Failure to Remove Canine Waste
Each person who owns or controls a dog must remove any feces left by that dog on any sidewalk, gutter, street, or other public area and dispose of it in a legal manner. The person may remove the feces and carry them away with him/her for disposal in a toilet or their own litter basket. The feces may also be placed in a non-leaking sealed bag or container and deposited in a DSNY litter basket. The provisions of this law do not apply to a guide dog accompanying any blind person.
Related Law: New York State Public Health Law §1310
(Search for Public Health Law (PBH), Article 13, Title 1: General Provisions; Control and Abatement)
Control of Dogs & Other Animals to Prevent Nuisance
Each person who owns or controls a pet shall not allow the animal to commit a nuisance on any public or private premises used in common by the public, or any area of a building abutting a public place.
Related Law: New York City Health Code §161.03
A person who owns or controls a dog may not allow it to be in any public place or in any open or unfenced field abutting a public place, unless the dog is effectively restrained by a leash or chain no more than six feet long.
Related Law: New York City Health Code §161.05
1. To report an incidence of cruelty to animals call the ASPCA at (212) 876-7700.
2. If you have a trapped and or injured animal you can not reach call the Center for Animal Care and Control (CACC) at 311 and ask for them.
3. If you see a carriage horse or any horse in the city being treated cruelly call the VPHS at (212) 676-2120.
4. If you have any further questions or concerns please call 311.
There are a variety of laws that pertain to owning animals in New York City and violating them can lead to fines of $2,000.
THE MOST COMMON OF THESE ARE:
- 1. The dog license law
- 2. The dog leash law
- 3. The canine waste law (cleaning up after your pet)
- 4. The rabies vaccination law
- 5. The animal nuisance law
DOG LICENSES (167;161.04)

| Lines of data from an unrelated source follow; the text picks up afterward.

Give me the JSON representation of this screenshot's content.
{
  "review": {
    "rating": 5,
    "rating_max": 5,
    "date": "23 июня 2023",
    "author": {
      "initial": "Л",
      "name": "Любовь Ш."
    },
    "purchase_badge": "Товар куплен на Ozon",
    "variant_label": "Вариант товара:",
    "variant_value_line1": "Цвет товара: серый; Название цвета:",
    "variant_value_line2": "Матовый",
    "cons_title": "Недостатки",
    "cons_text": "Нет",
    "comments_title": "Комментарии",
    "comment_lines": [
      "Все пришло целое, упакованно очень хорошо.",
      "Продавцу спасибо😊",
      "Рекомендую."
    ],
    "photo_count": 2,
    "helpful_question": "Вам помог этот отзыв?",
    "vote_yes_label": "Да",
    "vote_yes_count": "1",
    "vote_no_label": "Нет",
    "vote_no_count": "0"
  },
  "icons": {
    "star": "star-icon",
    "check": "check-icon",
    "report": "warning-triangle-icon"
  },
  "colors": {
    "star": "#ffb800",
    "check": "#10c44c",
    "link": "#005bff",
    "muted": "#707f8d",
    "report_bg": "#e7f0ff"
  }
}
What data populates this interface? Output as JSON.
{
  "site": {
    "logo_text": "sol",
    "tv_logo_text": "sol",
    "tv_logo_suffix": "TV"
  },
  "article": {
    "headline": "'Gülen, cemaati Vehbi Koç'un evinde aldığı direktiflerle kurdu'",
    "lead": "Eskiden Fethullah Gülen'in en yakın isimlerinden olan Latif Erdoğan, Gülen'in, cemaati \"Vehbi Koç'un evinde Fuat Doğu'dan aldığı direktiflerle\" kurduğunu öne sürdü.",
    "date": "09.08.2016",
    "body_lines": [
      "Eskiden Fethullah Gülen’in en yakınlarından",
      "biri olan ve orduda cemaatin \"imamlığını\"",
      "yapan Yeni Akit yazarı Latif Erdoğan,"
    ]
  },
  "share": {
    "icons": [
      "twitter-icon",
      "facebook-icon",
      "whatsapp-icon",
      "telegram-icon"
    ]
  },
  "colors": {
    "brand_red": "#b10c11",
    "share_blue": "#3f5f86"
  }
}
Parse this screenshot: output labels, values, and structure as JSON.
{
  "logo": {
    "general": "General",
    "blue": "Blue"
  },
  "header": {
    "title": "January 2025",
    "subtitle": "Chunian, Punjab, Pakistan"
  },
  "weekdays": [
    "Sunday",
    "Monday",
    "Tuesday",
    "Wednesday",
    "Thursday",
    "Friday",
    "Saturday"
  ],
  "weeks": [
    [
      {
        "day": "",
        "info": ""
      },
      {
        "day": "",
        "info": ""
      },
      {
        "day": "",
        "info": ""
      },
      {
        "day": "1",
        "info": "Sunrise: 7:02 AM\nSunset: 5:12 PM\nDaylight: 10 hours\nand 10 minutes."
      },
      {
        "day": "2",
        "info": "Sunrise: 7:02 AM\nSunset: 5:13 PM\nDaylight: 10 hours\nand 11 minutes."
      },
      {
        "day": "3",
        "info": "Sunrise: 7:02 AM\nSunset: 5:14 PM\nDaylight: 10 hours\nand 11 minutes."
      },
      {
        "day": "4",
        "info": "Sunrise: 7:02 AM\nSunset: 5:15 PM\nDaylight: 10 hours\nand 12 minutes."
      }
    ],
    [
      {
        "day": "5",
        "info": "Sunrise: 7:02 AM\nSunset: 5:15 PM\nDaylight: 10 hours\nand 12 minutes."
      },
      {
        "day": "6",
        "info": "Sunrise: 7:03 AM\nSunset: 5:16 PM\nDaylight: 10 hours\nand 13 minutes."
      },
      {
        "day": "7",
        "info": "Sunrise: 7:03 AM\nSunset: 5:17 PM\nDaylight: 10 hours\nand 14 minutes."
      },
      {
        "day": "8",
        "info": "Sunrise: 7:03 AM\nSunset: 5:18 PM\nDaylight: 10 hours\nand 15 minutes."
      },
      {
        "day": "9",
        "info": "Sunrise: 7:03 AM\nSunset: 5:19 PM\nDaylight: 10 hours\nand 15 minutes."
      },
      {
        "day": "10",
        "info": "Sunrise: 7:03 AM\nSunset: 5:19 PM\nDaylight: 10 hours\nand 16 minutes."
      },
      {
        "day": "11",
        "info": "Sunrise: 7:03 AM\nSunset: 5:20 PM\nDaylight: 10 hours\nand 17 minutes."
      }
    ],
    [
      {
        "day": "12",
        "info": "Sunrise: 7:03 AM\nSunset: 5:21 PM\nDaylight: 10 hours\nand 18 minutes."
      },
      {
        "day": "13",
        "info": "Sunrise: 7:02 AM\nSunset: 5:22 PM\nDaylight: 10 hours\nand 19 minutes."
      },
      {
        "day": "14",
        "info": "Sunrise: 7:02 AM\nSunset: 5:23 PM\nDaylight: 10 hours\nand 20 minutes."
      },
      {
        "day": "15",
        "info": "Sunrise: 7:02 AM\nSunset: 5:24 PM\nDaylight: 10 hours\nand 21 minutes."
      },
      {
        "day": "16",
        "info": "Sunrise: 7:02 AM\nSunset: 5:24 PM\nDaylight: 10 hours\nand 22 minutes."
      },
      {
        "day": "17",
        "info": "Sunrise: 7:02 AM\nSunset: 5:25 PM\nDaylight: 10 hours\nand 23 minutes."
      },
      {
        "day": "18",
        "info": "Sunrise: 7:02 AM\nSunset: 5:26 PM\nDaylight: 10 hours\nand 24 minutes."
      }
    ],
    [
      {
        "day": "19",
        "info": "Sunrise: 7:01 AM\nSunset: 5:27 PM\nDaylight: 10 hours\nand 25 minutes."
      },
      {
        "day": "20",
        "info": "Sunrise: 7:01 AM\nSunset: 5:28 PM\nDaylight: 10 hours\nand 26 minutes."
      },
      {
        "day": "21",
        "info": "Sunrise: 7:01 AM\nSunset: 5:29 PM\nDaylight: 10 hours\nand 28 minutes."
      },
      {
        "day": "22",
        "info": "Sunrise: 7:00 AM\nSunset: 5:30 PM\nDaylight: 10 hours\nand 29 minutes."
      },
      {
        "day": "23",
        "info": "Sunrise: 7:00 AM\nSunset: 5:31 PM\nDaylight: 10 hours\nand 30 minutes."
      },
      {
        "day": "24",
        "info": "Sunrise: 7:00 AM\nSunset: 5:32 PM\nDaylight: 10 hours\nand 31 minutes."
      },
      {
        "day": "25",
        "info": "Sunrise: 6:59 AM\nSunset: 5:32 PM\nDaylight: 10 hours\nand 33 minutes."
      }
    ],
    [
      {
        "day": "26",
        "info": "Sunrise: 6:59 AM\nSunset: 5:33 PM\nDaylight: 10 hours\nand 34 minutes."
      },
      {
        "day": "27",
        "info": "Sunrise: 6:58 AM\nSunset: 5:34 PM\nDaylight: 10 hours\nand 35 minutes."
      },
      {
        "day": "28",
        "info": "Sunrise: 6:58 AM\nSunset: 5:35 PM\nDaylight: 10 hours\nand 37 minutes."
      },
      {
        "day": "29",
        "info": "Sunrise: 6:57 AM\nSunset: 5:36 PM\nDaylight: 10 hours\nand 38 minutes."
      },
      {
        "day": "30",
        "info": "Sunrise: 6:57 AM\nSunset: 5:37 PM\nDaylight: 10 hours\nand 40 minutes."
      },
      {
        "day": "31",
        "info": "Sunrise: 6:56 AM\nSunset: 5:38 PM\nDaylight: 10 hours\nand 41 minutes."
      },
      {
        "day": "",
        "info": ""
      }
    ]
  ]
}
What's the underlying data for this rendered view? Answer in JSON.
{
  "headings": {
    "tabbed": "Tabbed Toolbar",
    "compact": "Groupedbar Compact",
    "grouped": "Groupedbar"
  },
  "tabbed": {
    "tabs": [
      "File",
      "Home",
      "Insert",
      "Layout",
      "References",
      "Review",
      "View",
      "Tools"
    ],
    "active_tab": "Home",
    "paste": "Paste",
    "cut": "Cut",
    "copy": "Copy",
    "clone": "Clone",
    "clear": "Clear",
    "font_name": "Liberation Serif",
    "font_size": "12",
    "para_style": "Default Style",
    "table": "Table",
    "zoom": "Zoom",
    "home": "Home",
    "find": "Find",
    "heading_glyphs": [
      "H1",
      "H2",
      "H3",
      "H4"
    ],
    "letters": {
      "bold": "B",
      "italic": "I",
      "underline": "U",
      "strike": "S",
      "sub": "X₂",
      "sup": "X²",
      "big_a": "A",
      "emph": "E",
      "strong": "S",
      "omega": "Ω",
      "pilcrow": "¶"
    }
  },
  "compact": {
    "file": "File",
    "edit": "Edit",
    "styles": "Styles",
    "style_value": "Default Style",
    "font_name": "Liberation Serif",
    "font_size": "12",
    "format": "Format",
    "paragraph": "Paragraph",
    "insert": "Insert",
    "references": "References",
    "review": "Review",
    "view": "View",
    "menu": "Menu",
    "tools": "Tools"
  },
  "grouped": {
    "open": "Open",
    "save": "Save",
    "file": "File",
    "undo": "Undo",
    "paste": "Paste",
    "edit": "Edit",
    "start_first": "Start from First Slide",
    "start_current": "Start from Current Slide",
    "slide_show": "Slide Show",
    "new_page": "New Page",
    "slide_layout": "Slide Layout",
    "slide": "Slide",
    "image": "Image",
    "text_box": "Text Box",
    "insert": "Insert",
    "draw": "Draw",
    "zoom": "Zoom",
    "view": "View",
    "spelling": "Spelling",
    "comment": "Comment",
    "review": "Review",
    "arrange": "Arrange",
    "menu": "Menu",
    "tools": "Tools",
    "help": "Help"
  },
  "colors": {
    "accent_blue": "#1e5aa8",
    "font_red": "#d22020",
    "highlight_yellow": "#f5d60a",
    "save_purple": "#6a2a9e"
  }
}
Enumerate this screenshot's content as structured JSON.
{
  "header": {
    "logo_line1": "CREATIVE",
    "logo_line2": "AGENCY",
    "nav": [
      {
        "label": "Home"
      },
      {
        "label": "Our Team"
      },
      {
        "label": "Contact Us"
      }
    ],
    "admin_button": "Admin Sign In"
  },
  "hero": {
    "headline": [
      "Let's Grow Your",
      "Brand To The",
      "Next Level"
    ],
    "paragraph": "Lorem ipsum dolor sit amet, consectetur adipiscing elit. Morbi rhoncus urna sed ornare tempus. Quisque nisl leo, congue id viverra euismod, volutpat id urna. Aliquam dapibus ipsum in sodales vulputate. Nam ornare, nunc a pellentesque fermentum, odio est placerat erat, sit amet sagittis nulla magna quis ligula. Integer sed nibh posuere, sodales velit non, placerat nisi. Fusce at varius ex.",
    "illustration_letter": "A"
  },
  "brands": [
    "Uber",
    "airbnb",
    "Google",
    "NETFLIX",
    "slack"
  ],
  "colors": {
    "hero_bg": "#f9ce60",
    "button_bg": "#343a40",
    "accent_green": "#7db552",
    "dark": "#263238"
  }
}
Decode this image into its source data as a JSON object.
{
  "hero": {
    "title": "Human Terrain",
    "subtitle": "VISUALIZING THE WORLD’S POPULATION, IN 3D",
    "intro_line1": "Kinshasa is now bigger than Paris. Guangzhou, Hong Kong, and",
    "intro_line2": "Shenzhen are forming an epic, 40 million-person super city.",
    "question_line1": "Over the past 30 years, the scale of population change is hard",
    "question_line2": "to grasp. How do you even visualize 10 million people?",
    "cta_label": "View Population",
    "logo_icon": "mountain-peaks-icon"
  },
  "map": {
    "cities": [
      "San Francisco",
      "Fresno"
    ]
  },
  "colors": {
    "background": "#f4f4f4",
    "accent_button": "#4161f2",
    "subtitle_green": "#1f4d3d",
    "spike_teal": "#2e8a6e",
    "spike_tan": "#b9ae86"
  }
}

Your dog(s) must wear a valid metal tag at all times displaying the license obtained from the New York City department of health.
CLICK THE FOLLOWING LINK FOR AN NYC DOG LICENSE
DOG LEASH LAW (167;161.05)
If you are walking a dog in a public and / or open area next to a public area it is necessary to have your dog on a leash and that leash can be no more than six feet.
CANINE WASTE LAW
(“pooper scooper law” – section 1310 of New York State public health code) Plain and simple you must clean up after your dog on the street.
RABIES VACCINATION LAW (11.66. – RABIES: COMPULSORY VACCINATION)
Any cat or dog you own in New York City over three months of age must be immunized against rabies.
THE ANIMAL NUISANCE LAW (167;161.03)
Any person who owns a cat, dog, or any other animal will not allow that animal to create a public nuisance in either a public place or an open area, wall, fence, window next to a public place.
DETERMINATION OF A DANGEROUS DOG (167;17-345)
A dangerous dog is defined as –
- 1. Any dog that when unprovoked, approaches or menaces any person in a dangerous or terrorizing manner upon the streets, sidewalks or any public grounds or places.
- 2. Any dog with a known propensity, tendency or disposition to attack when unprovoked.
- 3. Any dog which bites, inflicts injury, assaults or otherwise attacks a human being or domestic animal without provocation on public or private property.
WHEN A DOG IS DETERMINED TO BE DANGEROUS
The commissioner may order the owner of a dangerous dog to –
- 1. Muzzle the dog.
- 2. Confine the dog at all times, indoors in a penned area and display a sign of owning a dangerous dog.
- 3. Obtain in full force and effect, a liability insurance policy of one-hundred thousand dollars for personal injury or death.
- 4. Be confined and impounded by the proper authorities
IF YOUR DOG HAS BEEN DEEMED “DANGEROUS” AND HAS NOW BEEN IMPOUNDED.
The owner of the dog may request the commissioner to conduct a hearing to determine if the dog should be returned to the owner. No dog shall be considered “dangerous” if the threat, injury or damage caused was sustained by a person who at the time was committing a willful trespass of the premises owned by the dog; was assaulting the dog; had been seen in the past to be assaulting the dog; was committing a crime.